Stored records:
____
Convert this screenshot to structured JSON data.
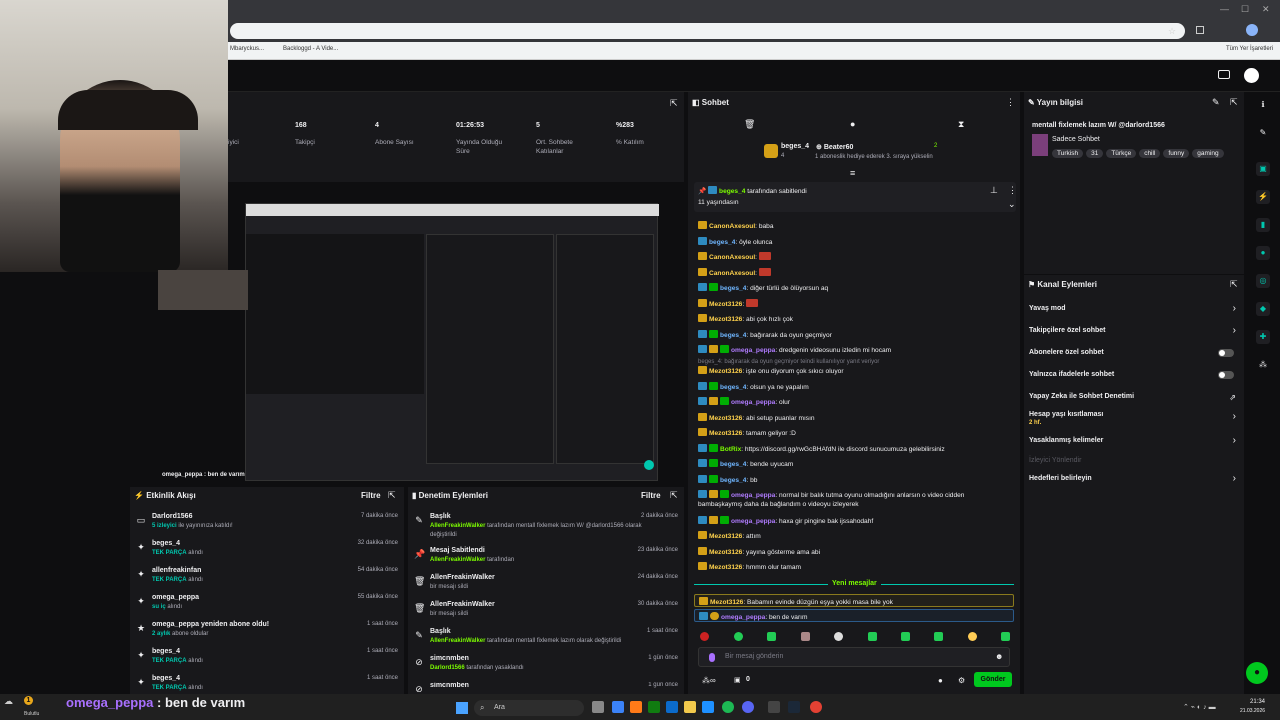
{
  "browser": {
    "bookmarks": [
      "Mbaryckus...",
      "Backloggd - A Vide..."
    ],
    "all_bookmarks": "Tüm Yer İşaretleri"
  },
  "stats": {
    "items": [
      {
        "value": "",
        "label": "iyici"
      },
      {
        "value": "168",
        "label": "Takipçi"
      },
      {
        "value": "4",
        "label": "Abone Sayısı"
      },
      {
        "value": "01:26:53",
        "label": "Yayında Olduğu Süre"
      },
      {
        "value": "5",
        "label": "Ort. Sohbete Katılanlar"
      },
      {
        "value": "%283",
        "label": "% Katılım"
      }
    ]
  },
  "activity": {
    "title": "Etkinlik Akışı",
    "filter": "Filtre",
    "rows": [
      {
        "t1": "Darlord1566",
        "t2a": "5 izleyici",
        "t2b": " ile yayınınıza katıldı!",
        "time": "7 dakika önce"
      },
      {
        "t1": "beges_4",
        "t2a": "TEK PARÇA",
        "t2b": " alındı",
        "time": "32 dakika önce"
      },
      {
        "t1": "allenfreakinfan",
        "t2a": "TEK PARÇA",
        "t2b": " alındı",
        "time": "54 dakika önce"
      },
      {
        "t1": "omega_peppa",
        "t2a": "su iç",
        "t2b": " alındı",
        "time": "55 dakika önce"
      },
      {
        "t1": "omega_peppa yeniden abone oldu!",
        "t2a": "2 aylık",
        "t2b": " abone oldular",
        "time": "1 saat önce"
      },
      {
        "t1": "beges_4",
        "t2a": "TEK PARÇA",
        "t2b": " alındı",
        "time": "1 saat önce"
      },
      {
        "t1": "beges_4",
        "t2a": "TEK PARÇA",
        "t2b": " alındı",
        "time": "1 saat önce"
      }
    ]
  },
  "moderation": {
    "title": "Denetim Eylemleri",
    "filter": "Filtre",
    "rows": [
      {
        "t1": "Başlık",
        "t2a": "AllenFreakinWalker",
        "t2b": " tarafından mentall fixlemek lazım W/ @darlord1566 olarak",
        "t3": "değiştirildi",
        "time": "2 dakika önce"
      },
      {
        "t1": "Mesaj Sabitlendi",
        "t2a": "AllenFreakinWalker",
        "t2b": " tarafından",
        "t3": "",
        "time": "23 dakika önce"
      },
      {
        "t1": "AllenFreakinWalker",
        "t2a": "",
        "t2b": "bir mesajı sildi",
        "t3": "",
        "time": "24 dakika önce"
      },
      {
        "t1": "AllenFreakinWalker",
        "t2a": "",
        "t2b": "bir mesajı sildi",
        "t3": "",
        "time": "30 dakika önce"
      },
      {
        "t1": "Başlık",
        "t2a": "AllenFreakinWalker",
        "t2b": " tarafından mentall fixlemek lazım olarak değiştirildi",
        "t3": "",
        "time": "1 saat önce"
      },
      {
        "t1": "simcnmben",
        "t2a": "Darlord1566",
        "t2b": " tarafından yasaklandı",
        "t3": "",
        "time": "1 gün önce"
      },
      {
        "t1": "simcnmben",
        "t2a": "",
        "t2b": "",
        "t3": "",
        "time": "1 gün önce"
      }
    ]
  },
  "chat": {
    "title": "Sohbet",
    "leader1": "beges_4",
    "leader1_count": "4",
    "leader2": "Beater60",
    "leader2_count": "2",
    "leader_note": "1 aboneslik hediye ederek 3. sıraya yükselin",
    "pinned_by": "beges_4",
    "pinned_suffix": " tarafından sabitlendi",
    "pinned_msg": "11 yaşındasın",
    "messages": [
      {
        "user": "CanonAxesoul",
        "text": "baba",
        "color": "gold",
        "badges": [
          "gold"
        ]
      },
      {
        "user": "beges_4",
        "text": "öyle olunca",
        "color": "blue",
        "badges": [
          "blue"
        ]
      },
      {
        "user": "CanonAxesoul",
        "text": "",
        "color": "gold",
        "badges": [
          "gold"
        ]
      },
      {
        "user": "CanonAxesoul",
        "text": "",
        "color": "gold",
        "badges": [
          "gold"
        ]
      },
      {
        "user": "beges_4",
        "text": "diğer türlü de ölüyorsun aq",
        "color": "blue",
        "badges": [
          "blue",
          "mod"
        ]
      },
      {
        "user": "Mezot3126",
        "text": "",
        "color": "gold",
        "badges": [
          "gold"
        ]
      },
      {
        "user": "Mezot3126",
        "text": "abi çok hızlı çok",
        "color": "gold",
        "badges": [
          "gold"
        ]
      },
      {
        "user": "beges_4",
        "text": "bağırarak da oyun geçmiyor",
        "color": "blue",
        "badges": [
          "blue",
          "mod"
        ]
      },
      {
        "user": "omega_peppa",
        "text": "dredgenin videosunu izledin mi hocam",
        "color": "purple",
        "badges": [
          "blue",
          "gold",
          "mod"
        ]
      },
      {
        "user": "Mezot3126",
        "text": "işte onu diyorum çok sıkıcı oluyor",
        "color": "gold",
        "badges": [
          "gold"
        ]
      },
      {
        "user": "beges_4",
        "text": "olsun ya ne yapalım",
        "color": "blue",
        "badges": [
          "blue",
          "mod"
        ]
      },
      {
        "user": "omega_peppa",
        "text": "olur",
        "color": "purple",
        "badges": [
          "blue",
          "gold",
          "mod"
        ]
      },
      {
        "user": "Mezot3126",
        "text": "abi setup puanlar mısın",
        "color": "gold",
        "badges": [
          "gold"
        ]
      },
      {
        "user": "Mezot3126",
        "text": "tamam geliyor :D",
        "color": "gold",
        "badges": [
          "gold"
        ]
      },
      {
        "user": "BotRix",
        "text": "https://discord.gg/rwGcBHAfdN ile discord sunucumuza gelebilirsiniz",
        "color": "green",
        "badges": [
          "blue",
          "mod"
        ]
      },
      {
        "user": "beges_4",
        "text": "bende uyucam",
        "color": "blue",
        "badges": [
          "blue",
          "mod"
        ]
      },
      {
        "user": "beges_4",
        "text": "bb",
        "color": "blue",
        "badges": [
          "blue",
          "mod"
        ]
      },
      {
        "user": "omega_peppa",
        "text": "normal bir balık tutma oyunu olmadığını anlarsın o video cidden",
        "text2": "bambaşkaymış daha da bağlandım o videoyu izleyerek",
        "color": "purple",
        "badges": [
          "blue",
          "gold",
          "mod"
        ]
      },
      {
        "user": "omega_peppa",
        "text": "haxa gir pingine bak ijssahodahf",
        "color": "purple",
        "badges": [
          "blue",
          "gold",
          "mod"
        ]
      },
      {
        "user": "Mezot3126",
        "text": "attım",
        "color": "gold",
        "badges": [
          "gold"
        ]
      },
      {
        "user": "Mezot3126",
        "text": "yayına gösterme ama abi",
        "color": "gold",
        "badges": [
          "gold"
        ]
      },
      {
        "user": "Mezot3126",
        "text": "hmmm olur tamam",
        "color": "gold",
        "badges": [
          "gold"
        ]
      }
    ],
    "reply_hint": "beges_4: bağırarak da oyun geçmiyor teindi kullanılıyor yanıt veriyor",
    "new_messages": "Yeni mesajlar",
    "new1_user": "Mezot3126",
    "new1_text": "Babamın evinde düzgün eşya yokki masa bile yok",
    "new2_user": "omega_peppa",
    "new2_text": "ben de varım",
    "input_placeholder": "Bir mesaj gönderin",
    "send": "Gönder",
    "points": "0"
  },
  "streaminfo": {
    "title": "Yayın bilgisi",
    "stream_title": "mentall fixlemek lazım W/ @darlord1566",
    "category": "Sadece Sohbet",
    "tags": [
      "Turkish",
      "31",
      "Türkçe",
      "chill",
      "funny",
      "gaming"
    ]
  },
  "channel_actions": {
    "title": "Kanal Eylemleri",
    "items": [
      "Yavaş mod",
      "Takipçilere özel sohbet",
      "Abonelere özel sohbet",
      "Yalnızca ifadelerle sohbet",
      "Yapay Zeka ile Sohbet Denetimi",
      "Hesap yaşı kısıtlaması",
      "Yasaklanmış kelimeler",
      "İzleyici Yönlendir",
      "Hedefleri belirleyin"
    ],
    "age_sub": "2 hf."
  },
  "overlay": {
    "user": "omega_peppa",
    "text": " : ben de varım",
    "weather": "Bulutlu",
    "preview_chat": "omega_peppa : ben de varım"
  },
  "taskbar": {
    "search": "Ara",
    "time": "21:34",
    "date": "21.03.2026"
  }
}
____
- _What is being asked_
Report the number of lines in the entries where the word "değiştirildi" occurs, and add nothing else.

- _Exercise solution_
2